(Task goal) What you return should be each line of the data containing the string "icon".

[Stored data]

___

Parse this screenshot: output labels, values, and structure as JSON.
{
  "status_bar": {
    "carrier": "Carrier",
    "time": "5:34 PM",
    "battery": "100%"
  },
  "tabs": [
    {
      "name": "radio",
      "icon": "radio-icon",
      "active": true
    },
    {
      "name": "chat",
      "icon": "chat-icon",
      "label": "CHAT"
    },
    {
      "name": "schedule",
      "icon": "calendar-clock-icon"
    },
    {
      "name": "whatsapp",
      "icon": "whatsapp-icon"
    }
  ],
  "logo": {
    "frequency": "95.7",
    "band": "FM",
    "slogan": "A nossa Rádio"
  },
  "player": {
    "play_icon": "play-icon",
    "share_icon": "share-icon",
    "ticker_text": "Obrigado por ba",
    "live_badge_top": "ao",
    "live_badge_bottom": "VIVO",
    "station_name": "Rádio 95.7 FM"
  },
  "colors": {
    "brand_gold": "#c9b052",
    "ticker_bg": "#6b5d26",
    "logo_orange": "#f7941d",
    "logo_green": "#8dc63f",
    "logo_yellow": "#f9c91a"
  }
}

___

(Response area)
      "icon": "radio-icon",
      "icon": "chat-icon",
      "icon": "calendar-clock-icon"
      "icon": "whatsapp-icon"
    "play_icon": "play-icon",
    "share_icon": "share-icon",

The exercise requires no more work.